French car manufacturing giant — Renault — is set to launch its vehicles for the Pakistani market in 2020, and is expected to roll out 5 of its vehicles in the initial stages.
Just like Hyundai and KIA, Renault is one of the high-end international companies that have confirmed their entry into Pakistan’s auto sector. According to a local news outlet, Renault has already acquired 54 acres of land in Faisalabad Industrial Estate Development and Management Company (FIEDMC), and is expected to make further investment of up to $140 million.
As reported earlier, the french car company has partnered with Al-Futtaim, one of the largest UAE-based entities, and their joint venture will bring latest technology to their manufacturing plant in the country. Furthermore, the company is expected to start with 5 vehicle variants.

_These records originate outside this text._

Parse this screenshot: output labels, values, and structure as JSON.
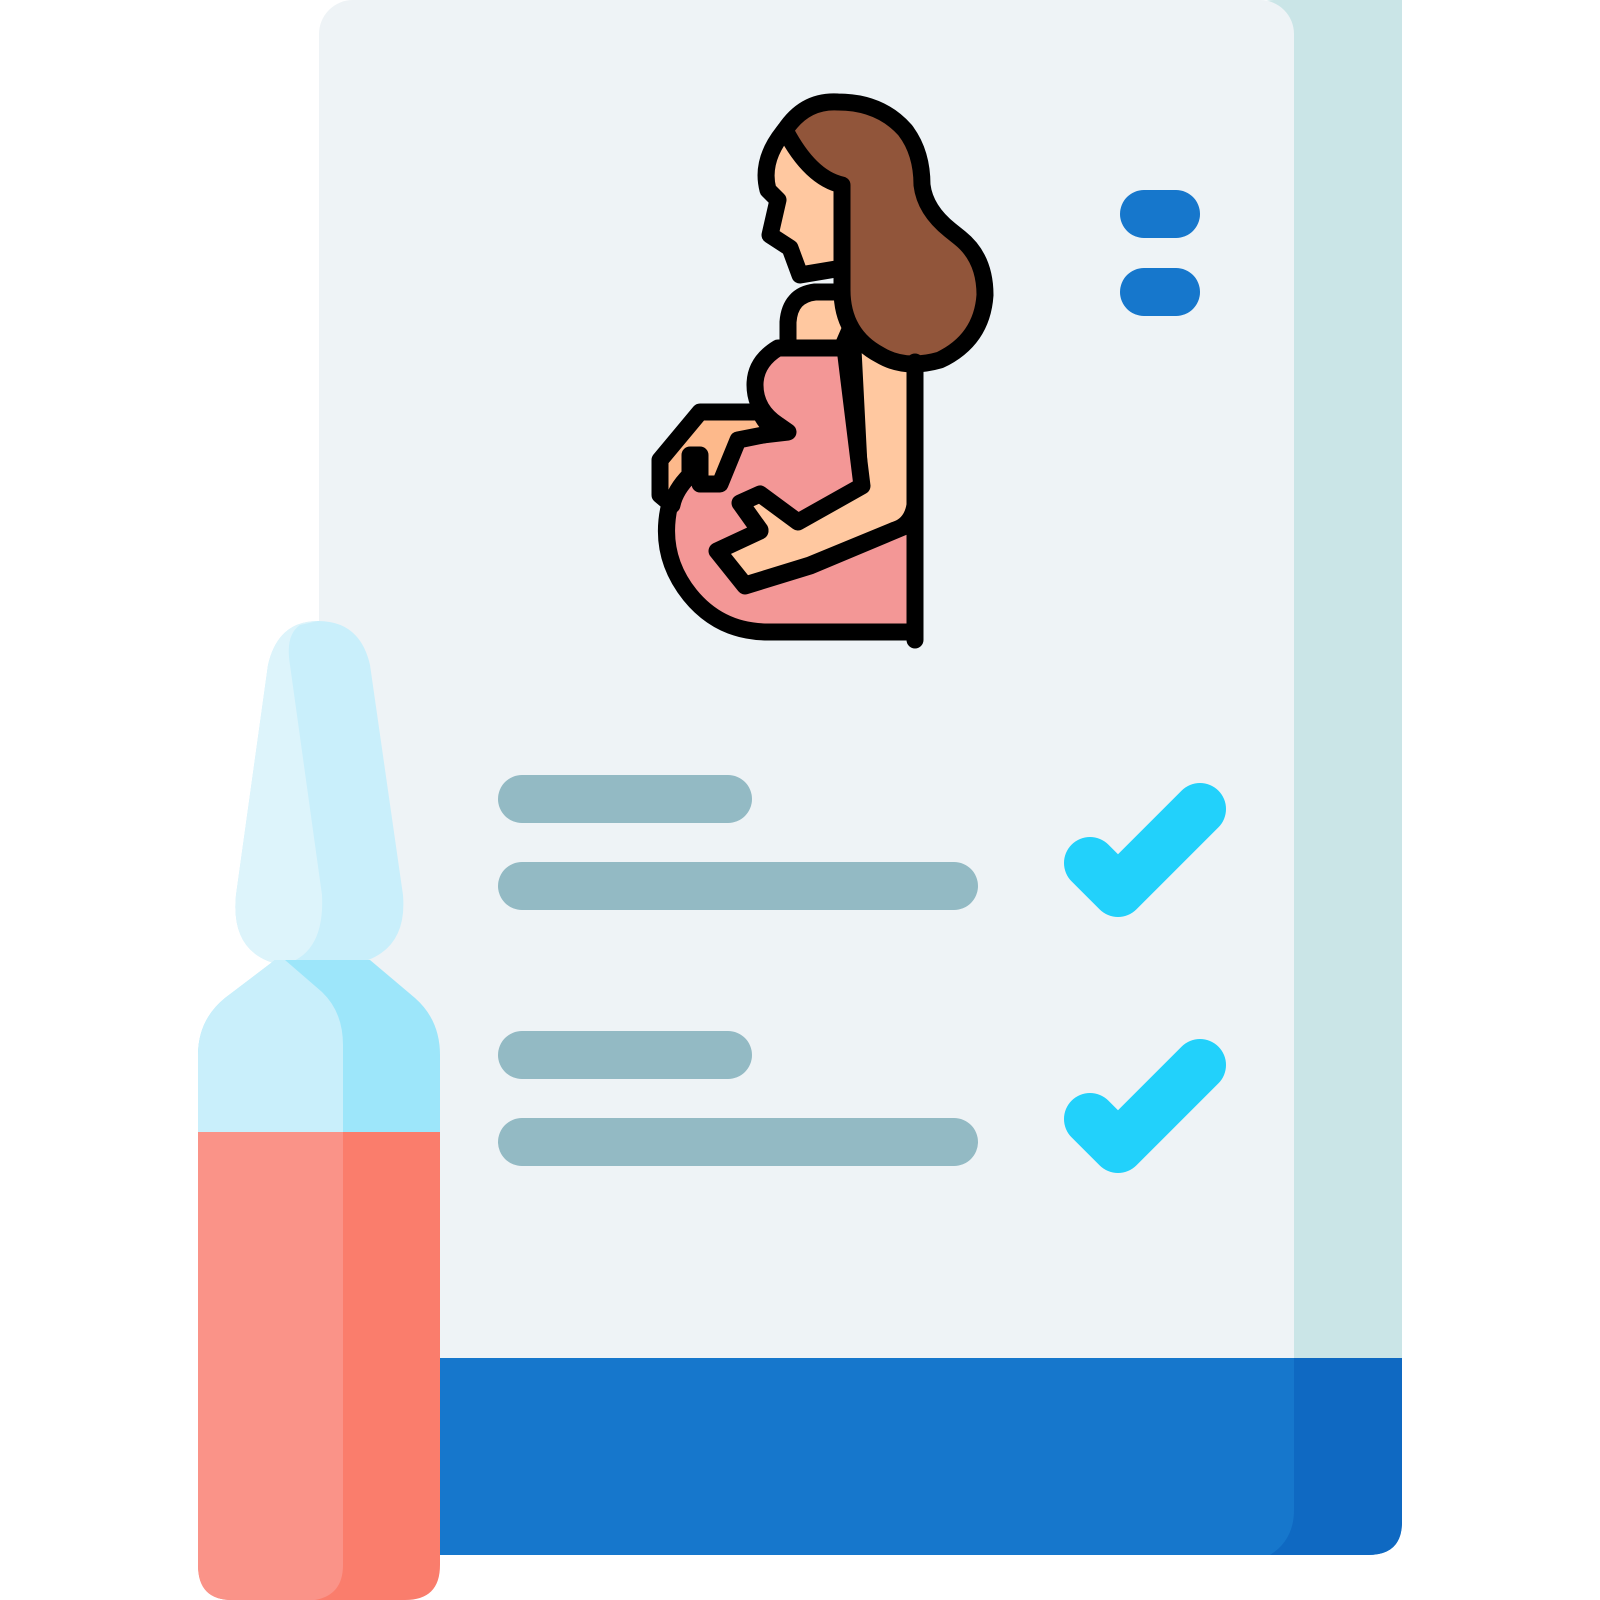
{
  "illustration": {
    "subject": "pregnant-woman",
    "checklist_items": [
      {
        "checked": true
      },
      {
        "checked": true
      }
    ]
  },
  "colors": {
    "paper": "#EEF3F6",
    "paper_shadow": "#CAE5E7",
    "footer_band": "#1677CC",
    "footer_band_shadow": "#0F69C2",
    "menu_dashes": "#1677CC",
    "text_lines": "#93BAC4",
    "check_marks": "#22D1FB",
    "ampoule_glass": "#C9EFFB",
    "ampoule_glass_highlight": "#DDF4FB",
    "ampoule_shoulder": "#9DE6FA",
    "ampoule_liquid": "#FA9388",
    "ampoule_liquid_shadow": "#FA7D6C",
    "hair": "#91553A",
    "skin": "#FFC8A0",
    "skin_hand": "#FDB98B",
    "dress": "#F39796",
    "dress_shadow": "#EE9090",
    "outline": "#000000"
  }
}
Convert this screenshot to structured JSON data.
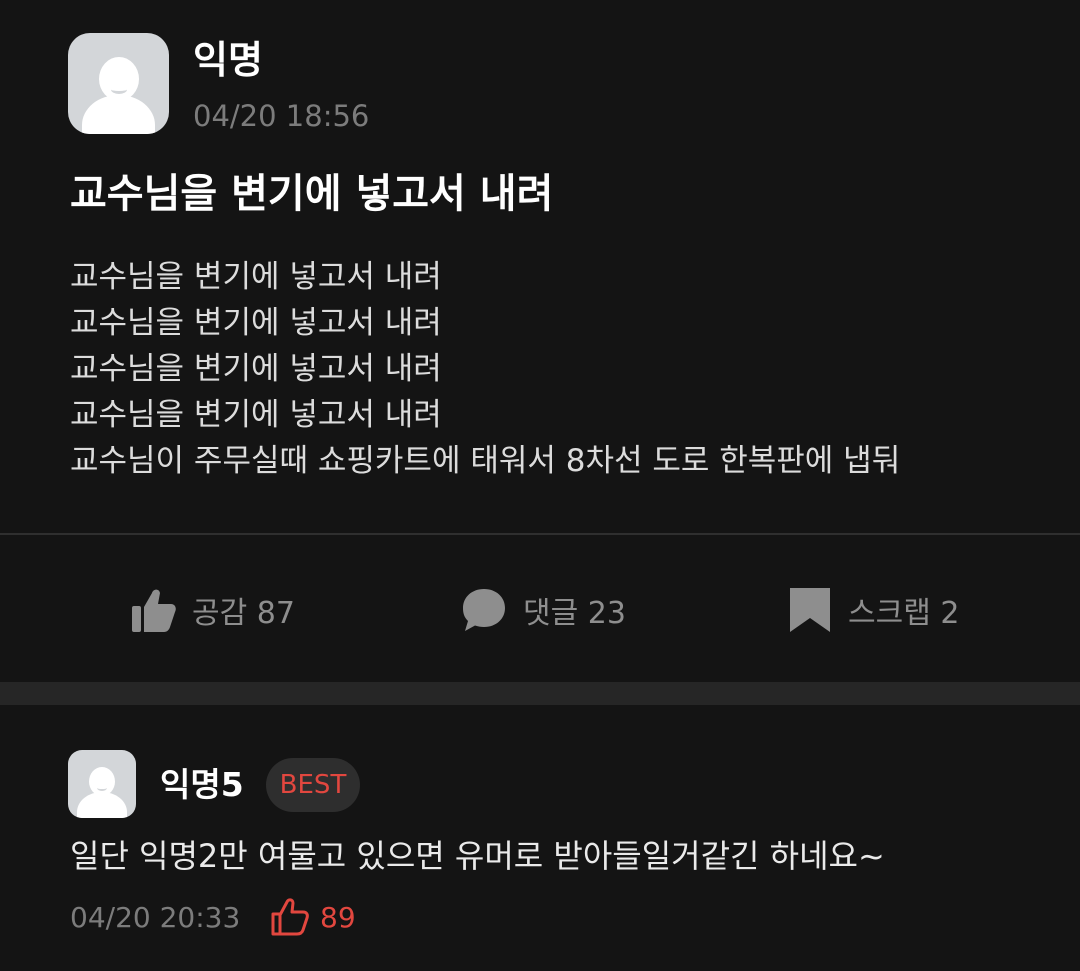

Its production plant will be capable of producing 50,000 vehicles a year, and will conduct sales through local dealerships. Surely, the addition of five new cars made by an international brand to the local market will add more options for buyers, and will diversify the overall auto sector.
A Much Bigger Impact
However, the Al-Futtaim-Renault partnership plans on making a much bigger impact. Their entry will break the monopoly of existing Japanese companies – namely, Toyota, Suzuki, and Honda – and will also help bring economic improvements to one of the largest markets of Pakistan.
According to Aamir Saleemi, FIEDMC’s COO, the venture will encourage foreign entities to bring investment to the country, and will also create many jobs within Pakistan, so as to improve the overall economic outlook for the people.
Work has already begun for Al-Futtaim’s local offices. Renault cars are expected to get an official launch by June 2020, while showrooms and other offices will be built in 2019.
Other than the obvious diversification and economic factors, the addition of more car brands will improve the demand-supply situation. Buyers in Pakistan usually have to wait up to 7 months before having their vehicle delivered, as only three major companies do the assembly work. This also gave rise to other corrupt and unfavorable practices such as on-money schemes.